Subscribe to our newsletter
Make sure you keep up-to-date with what's going on!
Children from Hempland Kids Club used hard hats as the basis of their Easter bonnet creations as work on a new community hub and library in York continues.
Currently under construction, the £4.1 million Centre @ Burnholme will be home to a new community hall, library, café, nursery and meeting spaces, as well as recording space for Tang Hall SMART, a community-led social enterprise which also works with disadvantaged groups across the wider York area.
The centre forms part of a wider masterplan which includes around £35 million of public and private sector investment for the development of a health and wellbeing campus, benefiting residents of all ages.
Sewell Construction is completing the project on the former Burnholme Community College site on behalf of City of York Council which will open to the public later this year.
Youngsters from the local Hempland Kids Club took great pride in entering the Easter bonnet competition, judged by Councillors Nigel Ayre and Keith Myers, with the winners awarded chocolate treats for their efforts.
Councillor Ayre, Executive Member for Leisure, Culture and Tourism at City of York Council, said: “The Centre @ Burnholme is progressing at a great rate. These children have been able to watch the development of the new building and it’s encouraging to see how engaged they are with the Easter activities arranged by the contractor.
“The centre will be a fantastic asset to the local community when it is completed.”
Councillor Myers, Executive Member for Education, Children and Young People at City of York Council, said: “It’s great to see that the young people who attend Hempland Kids Club are once again able to get involved and engage with The Centre @ Burnholme.
“It’s vital that we engage with all people, young and old from the local community so that everyone is aware of the facilities available at Burnholme.”
Meanwhile, solar panels and a wildflower roof are among green measures put in place at the centre, paving the way for a sustainable future.
The steps taken could generate 320,000kWh of electricity over the next 25 years, with a potential saving of £75,000.
Councillor Andrew Waller, Executive Member for Environment at City of York Council: “The environmentally friendly measures at Burnholme will produce renewable energy to power the building, and the bio-roof will catch water to slow its flow into the drains, reducing the risk of surface water flooding.”
Staff who use the site will be encouraged to cycle to work, with a covered cycle storage area, cycle access to the site and showers being put in place.

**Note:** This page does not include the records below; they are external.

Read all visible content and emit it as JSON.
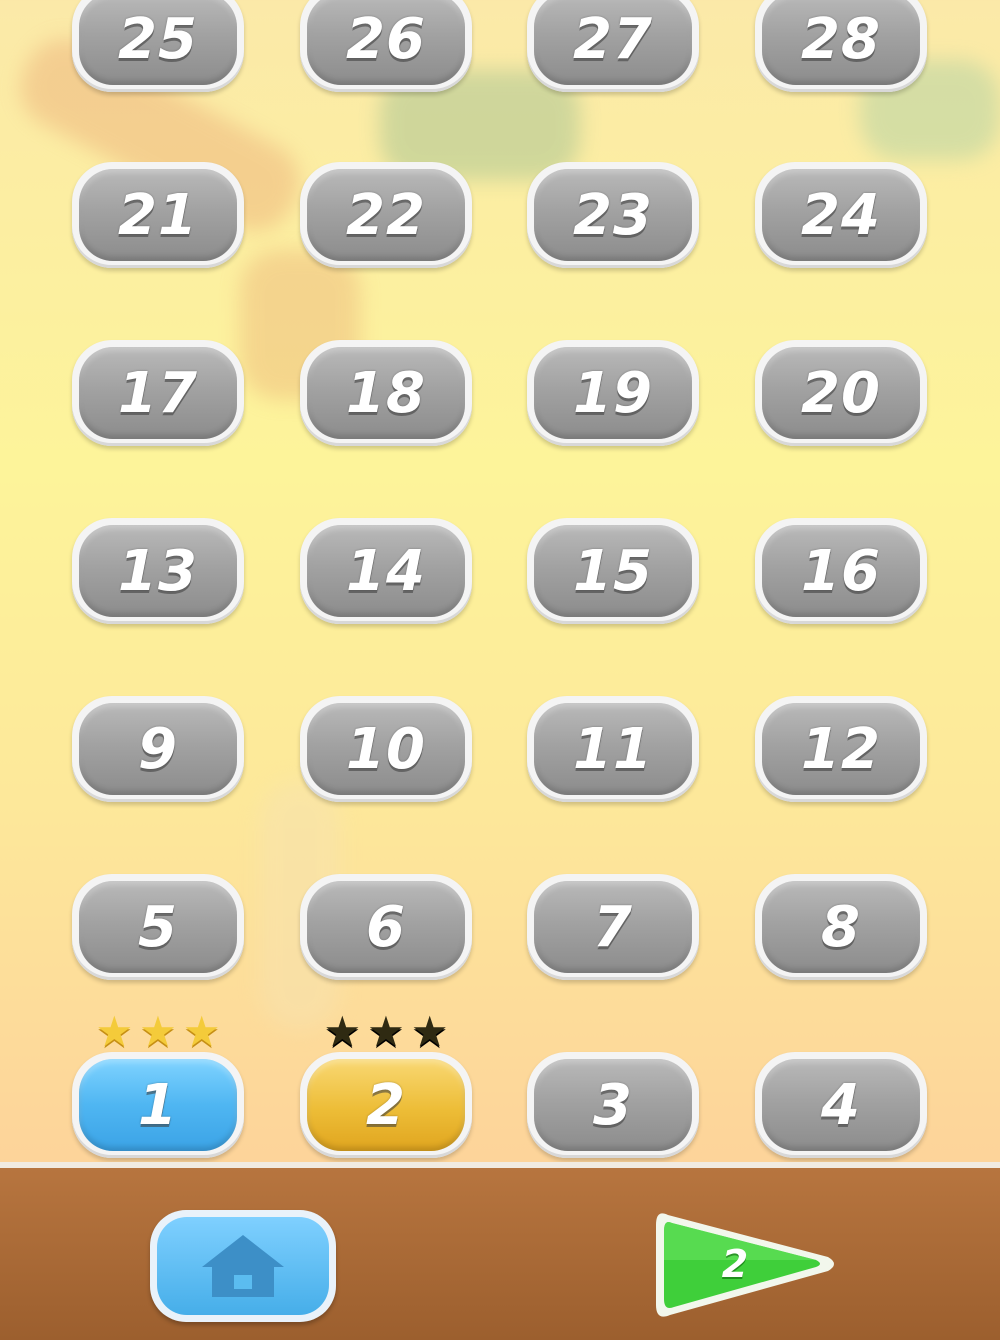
{
  "levels": [
    {
      "label": "25",
      "state": "locked"
    },
    {
      "label": "26",
      "state": "locked"
    },
    {
      "label": "27",
      "state": "locked"
    },
    {
      "label": "28",
      "state": "locked"
    },
    {
      "label": "21",
      "state": "locked"
    },
    {
      "label": "22",
      "state": "locked"
    },
    {
      "label": "23",
      "state": "locked"
    },
    {
      "label": "24",
      "state": "locked"
    },
    {
      "label": "17",
      "state": "locked"
    },
    {
      "label": "18",
      "state": "locked"
    },
    {
      "label": "19",
      "state": "locked"
    },
    {
      "label": "20",
      "state": "locked"
    },
    {
      "label": "13",
      "state": "locked"
    },
    {
      "label": "14",
      "state": "locked"
    },
    {
      "label": "15",
      "state": "locked"
    },
    {
      "label": "16",
      "state": "locked"
    },
    {
      "label": "9",
      "state": "locked"
    },
    {
      "label": "10",
      "state": "locked"
    },
    {
      "label": "11",
      "state": "locked"
    },
    {
      "label": "12",
      "state": "locked"
    },
    {
      "label": "5",
      "state": "locked"
    },
    {
      "label": "6",
      "state": "locked"
    },
    {
      "label": "7",
      "state": "locked"
    },
    {
      "label": "8",
      "state": "locked"
    },
    {
      "label": "1",
      "state": "completed",
      "stars_earned": 3,
      "stars_total": 3
    },
    {
      "label": "2",
      "state": "current",
      "stars_earned": 0,
      "stars_total": 3
    },
    {
      "label": "3",
      "state": "locked"
    },
    {
      "label": "4",
      "state": "locked"
    }
  ],
  "footer": {
    "home_icon": "home-icon",
    "next_label": "2",
    "next_icon": "play-triangle-icon"
  },
  "colors": {
    "locked": "#a2a2a2",
    "completed": "#4fb6f2",
    "current": "#edbd37",
    "star_earned": "#f4cb3a",
    "star_unearned": "#2f2a12",
    "footer_wood": "#9c5f2e",
    "play_green": "#3fcf3a"
  }
}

Josh Donnelly, Development Manager at Sewell Construction, said: “Working with City of York Council we looked past the initial construction phase and identified some long term, sustainable benefits for the centre.
“The roof and integrated solar panels will reduce ongoing energy costs, whilst bringing environmental benefits.
“Native tree and hedgerow species will be planted, grass and a low-growing native wildflower mix will be allowed to grow taller than a standard grassed area to encourage bees and butterflies, and bird and bat boxes will be installed.
“The Centre @ Burnholme will be a huge community asset and City of York Council’s investment in regeneration in the area is making a fantastic difference. We’re very proud to be involved.”